8. State of the sector: healthcare and social assistance—identification of research opportunities for the next decade of NORA. Washington, DC: US Department of Health and Human Services; August 2009. DHHS (NIOSH) publication No.2009-138.Google Scholar
9. Jones, J. Mother nature’s disasters and their health effects: a literature review. Nurs Forum. 2006;41(2):78-87.CrossRefGoogle ScholarPubMed
10. National Institute for Occupational Safety and Health. Worker health chartbook 2004. Centers for Disease Control and Prevention website; 2014. http://www.cdc.gov/niosh/docs/2004-146/. Accessed January 24, 2014.Google Scholar
11. Ruser, J. Examining evidence on whether BLS undercounts workplace injuries and illnesses. Monthly Labor Rev; August 2008;2-38.Google Scholar
12. US National Response Team. National Response Team website. http://www.nrt.org/Production/NRT/NRTWeb.nsf/AllPagesByTitle/P-AboutNRT?Opendocument. Accessed. August 21, 2014.Google Scholar
13. National Institute for Occupational Safety and Health. Emergency responder health monitoring and surveillance (ERHMS). Centers for Disease Control and Prevention website; 2013. http://www.cdc.gov/niosh/topics/erhms/. Accessed November 18, 2013.Google Scholar

Send article to Kindle

To send this article to your Kindle, first ensure no-reply@cambridge.org is added to your Approved Personal Document E-mail List under your Personal Document Settings on the Manage Your Content and Devices page of your Amazon account. Then enter the ‘name’ part of your Kindle email address below. Find out more about sending to your Kindle. Find out more about sending to your Kindle.

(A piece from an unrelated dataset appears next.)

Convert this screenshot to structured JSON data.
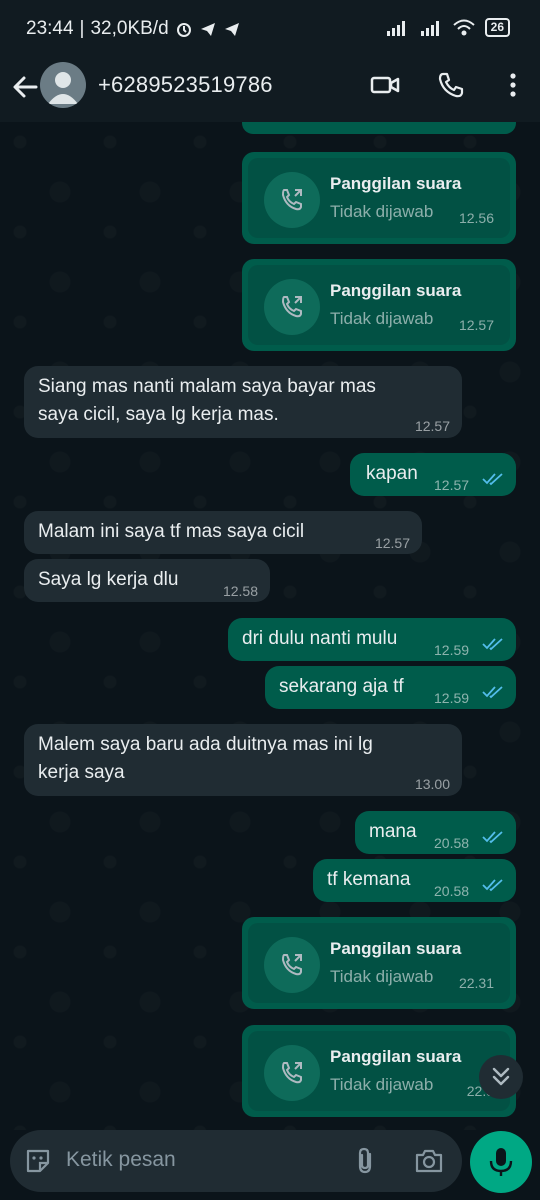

Note you can select to send to either the @free.kindle.com or @kindle.com variations. ‘@free.kindle.com’ emails are free but can only be sent to your device when it is connected to wi-fi. ‘@kindle.com’ emails can be delivered even when you are not connected to wi-fi, but note that service fees apply.

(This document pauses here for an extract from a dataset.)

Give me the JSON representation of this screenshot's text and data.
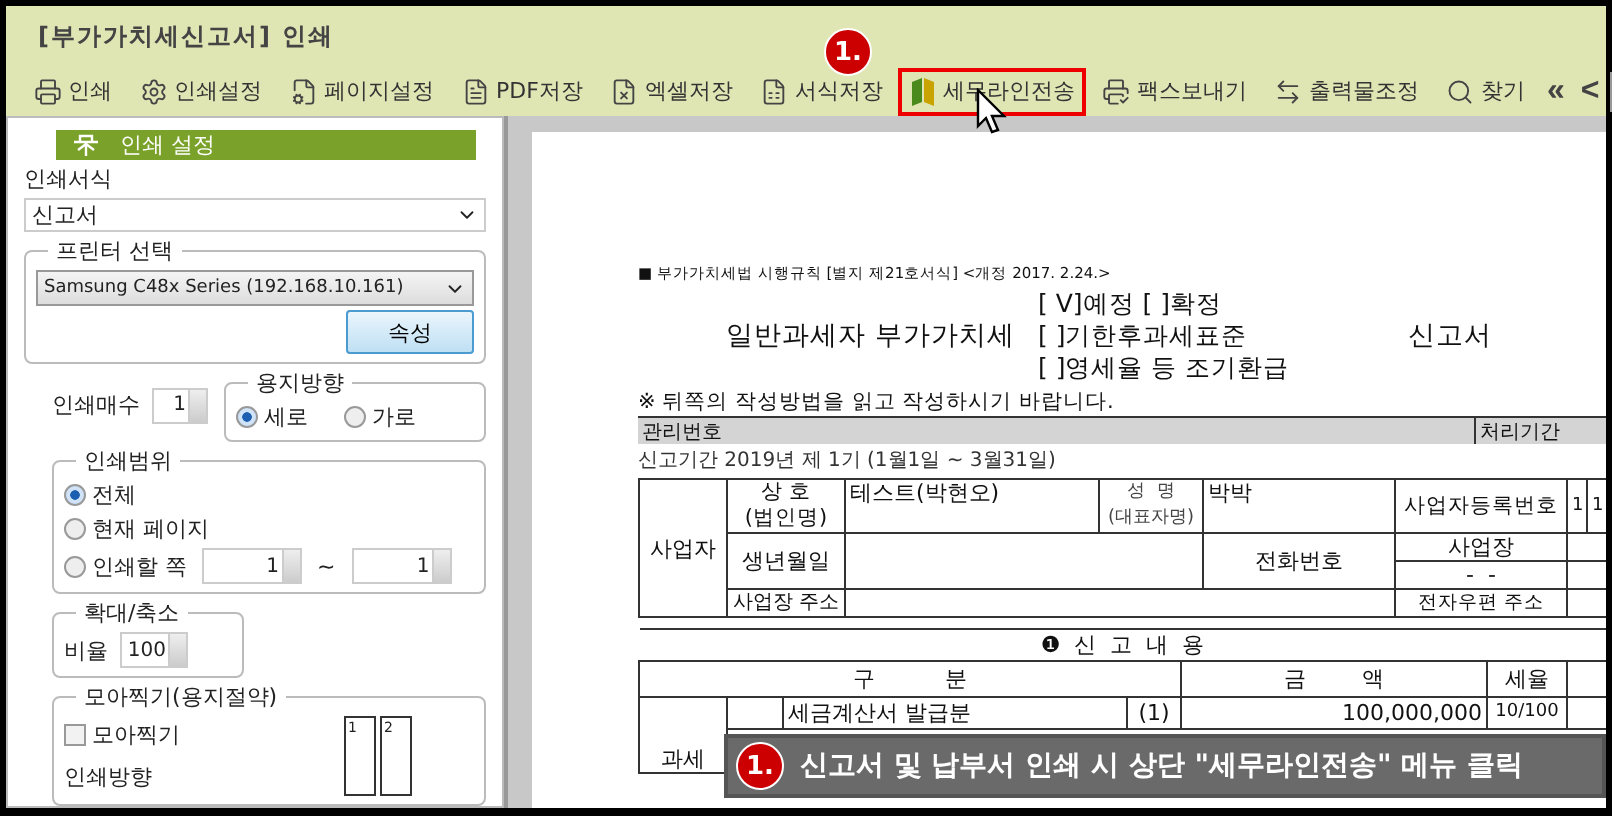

Find out more about the Kindle Personal Document Service.

Injuries and Illnesses Among American Red Cross Responders—United States, 2008–2012
Available formats
×

Send article to Dropbox

To send this article to your Dropbox account, please select one or more formats and confirm that you agree to abide by our usage policies. If this is the first time you use this feature, you will be asked to authorise Cambridge Core to connect with your <service> account. Find out more about sending content to Dropbox.

Injuries and Illnesses Among American Red Cross Responders—United States, 2008–2012
Available formats
×

Send article to Google Drive

To send this article to your Google Drive account, please select one or more formats and confirm that you agree to abide by our usage policies. If this is the first time you use this feature, you will be asked to authorise Cambridge Core to connect with your <service> account. Find out more about sending content to Google Drive.

Injuries and Illnesses Among American Red Cross Responders—United States, 2008–2012
Available formats
×
×

Reply to: Submit a response


Your details


Conflicting interests

Do you have any conflicting interests? *